Artist/Maker:
Craven, William Nicholas
Place Made:
Randolph County North Carolina United States of America
Date Made:
1845-1857
Medium:
stoneware –salt-glazed
Dimensions:
HOA: 14-11/16″; DIA of base: 6-3/4″
Accession Number:
5361
Description:
In a cobalt blue slip-trailed design, this salt-glazed stoneware jug declares, “S[t]ate/ of N.C./ Randolph / County.” Stamped on the neck “W.N. CRAVEN,” this was made in the shop of William Nicholas Craven, prior to his move to Missouri in 1857. On both sides of the jug is a brushed cobalt blue starburst design, and a smaller, similar design is brushed below the handle terminal. A handle, often called a “strap handle” extends from the neck of the jug to below the shoulder and ends in a tapered point. A strap handle is made by pulling a strip of clay and then placing one end of the strip against the vessel, then looping it out to make the handle shape. This differs from a handle that is pulled from the vessel after the clay is attached, usually at the neck.
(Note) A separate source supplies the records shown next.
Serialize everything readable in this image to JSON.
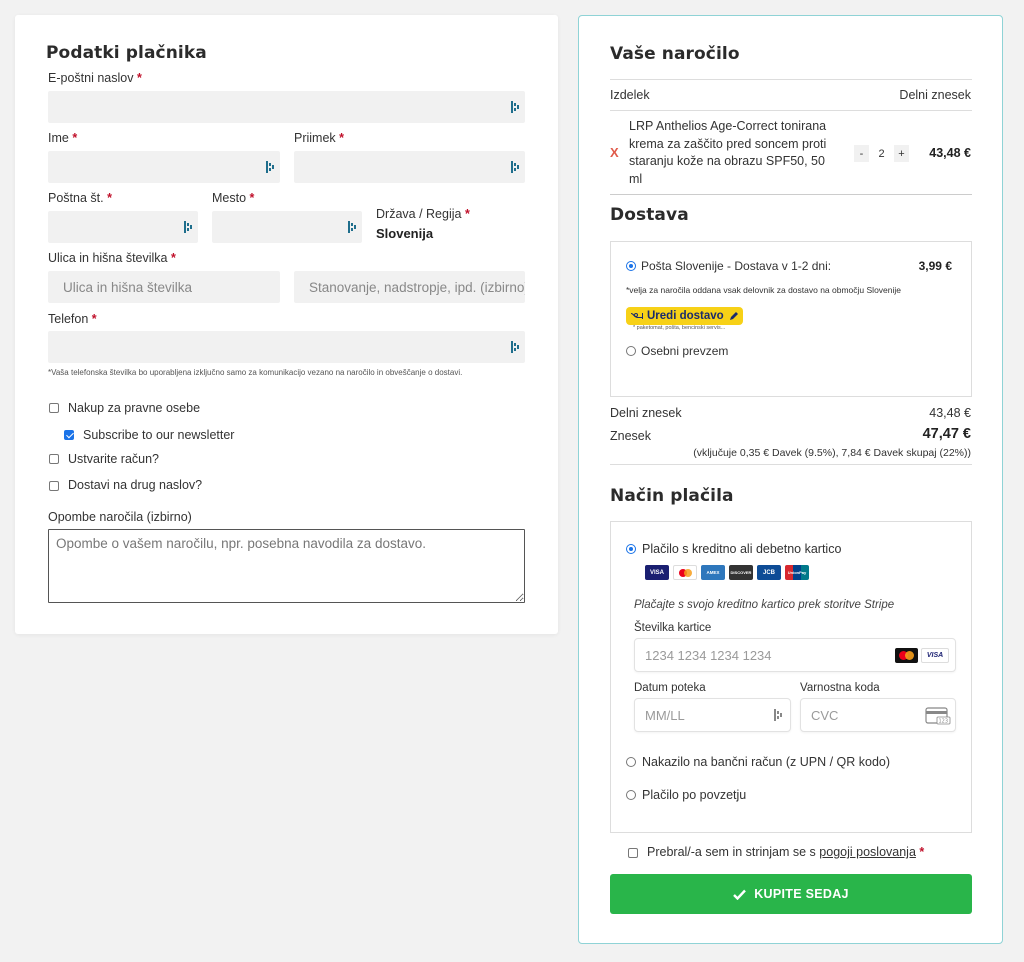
{
  "billing": {
    "title": "Podatki plačnika",
    "required_mark": "*",
    "email_label": "E-poštni naslov",
    "first_name_label": "Ime",
    "last_name_label": "Priimek",
    "postcode_label": "Poštna št.",
    "city_label": "Mesto",
    "country_label": "Država / Regija",
    "country_value": "Slovenija",
    "street_label": "Ulica in hišna številka",
    "street_placeholder": "Ulica in hišna številka",
    "street2_placeholder": "Stanovanje, nadstropje, ipd. (izbirno)",
    "phone_label": "Telefon",
    "phone_hint": "*Vaša telefonska številka bo uporabljena izključno samo za komunikacijo vezano na naročilo in obveščanje o dostavi.",
    "checkboxes": {
      "company": "Nakup za pravne osebe",
      "newsletter": "Subscribe to our newsletter",
      "create_account": "Ustvarite račun?",
      "ship_different": "Dostavi na drug naslov?"
    },
    "notes_label": "Opombe naročila (izbirno)",
    "notes_placeholder": "Opombe o vašem naročilu, npr. posebna navodila za dostavo."
  },
  "order": {
    "title": "Vaše naročilo",
    "col_product": "Izdelek",
    "col_subtotal": "Delni znesek",
    "product_name": "LRP Anthelios Age-Correct tonirana krema za zaščito pred soncem proti staranju kože na obrazu SPF50, 50 ml",
    "product_name_lines": [
      "LRP Anthelios Age-Correct tonirana",
      "krema za zaščito pred soncem proti",
      "staranju kože na obrazu SPF50, 50",
      "ml"
    ],
    "remove_symbol": "X",
    "qty_minus": "-",
    "qty": "2",
    "qty_plus": "+",
    "line_total": "43,48 €"
  },
  "shipping": {
    "title": "Dostava",
    "option1_label": "Pošta Slovenije - Dostava v 1-2 dni:",
    "option1_price": "3,99 €",
    "option1_note": "*velja za naročila oddana vsak delovnik za dostavo na območju Slovenije",
    "edit_button": "Uredi dostavo",
    "edit_sub": "paketomat, pošta, bencinski servis...",
    "option2_label": "Osebni prevzem"
  },
  "totals": {
    "subtotal_label": "Delni znesek",
    "subtotal_value": "43,48 €",
    "total_label": "Znesek",
    "total_value": "47,47 €",
    "tax_note": "(vključuje 0,35 € Davek (9.5%), 7,84 € Davek skupaj (22%))"
  },
  "payment": {
    "title": "Način plačila",
    "card_option_label": "Plačilo s kreditno ali debetno kartico",
    "card_brands": [
      "VISA",
      "MC",
      "AMEX",
      "DISCOVER",
      "JCB",
      "UnionPay"
    ],
    "stripe_desc": "Plačajte s svojo kreditno kartico prek storitve Stripe",
    "card_number_label": "Številka kartice",
    "card_number_placeholder": "1234 1234 1234 1234",
    "expiry_label": "Datum poteka",
    "expiry_placeholder": "MM/LL",
    "cvc_label": "Varnostna koda",
    "cvc_placeholder": "CVC",
    "bank_option_label": "Nakazilo na bančni račun (z UPN / QR kodo)",
    "cod_option_label": "Plačilo po povzetju"
  },
  "terms": {
    "text": "Prebral/-a sem in strinjam se s",
    "link": "pogoji poslovanja"
  },
  "submit": {
    "label": "KUPITE SEDAJ"
  },
  "colors": {
    "accent_blue": "#1a73e8",
    "required_red": "#c0102a",
    "remove_red": "#e05a4a",
    "buy_green": "#29b54a",
    "card_border_teal": "#8fd3d6",
    "posta_yellow": "#f7d117"
  }
}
Salt glazing is a technique used by stoneware potters to create the glassy surface. When the pottery kiln reached over 2000 degrees Fahrenheit, salt was introduced to the kiln, creating a vapor. This vapor adhered to the silica in the clay, forming a glass. From the high temperature, the clay is often non-porous, or vitrified. This, combined with the salt glazing, allowed the potters to not have to apply a glaze to the interior of the vessel. It could hold liquids and not seep, unlike earthenware storage vessels.
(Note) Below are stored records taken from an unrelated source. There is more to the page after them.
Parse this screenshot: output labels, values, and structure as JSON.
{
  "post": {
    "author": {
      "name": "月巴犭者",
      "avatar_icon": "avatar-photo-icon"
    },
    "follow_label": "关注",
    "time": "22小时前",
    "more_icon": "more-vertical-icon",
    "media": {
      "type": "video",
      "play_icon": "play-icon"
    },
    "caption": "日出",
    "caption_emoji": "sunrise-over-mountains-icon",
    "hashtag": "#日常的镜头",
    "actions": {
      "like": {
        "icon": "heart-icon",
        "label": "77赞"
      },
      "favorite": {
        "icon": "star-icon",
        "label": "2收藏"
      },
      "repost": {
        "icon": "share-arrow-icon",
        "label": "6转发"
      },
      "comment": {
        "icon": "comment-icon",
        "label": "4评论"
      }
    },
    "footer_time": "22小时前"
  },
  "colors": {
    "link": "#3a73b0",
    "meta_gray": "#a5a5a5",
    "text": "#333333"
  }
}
MAKER: William Nicholas Craven (1820-1903) likely worked for his father Anderson Craven in Randolph County, North Carolina, until he set up his own shop near Moffitt’s Mill around 1845. In the 1850 census Craven reported that he employed eleven workers and made 10,000 gallons of stoneware each year. He continued production until he moved to Missouri in 1857. Three of William Nicholas Craven’s sons were also potters.

Scarborough, Quincy. The Craven Family of Southern Folk Potters. Fayetteville, NC: privately published, 2005.

Credit Line:
Anonymous gift in honor of W. Ted Gossett.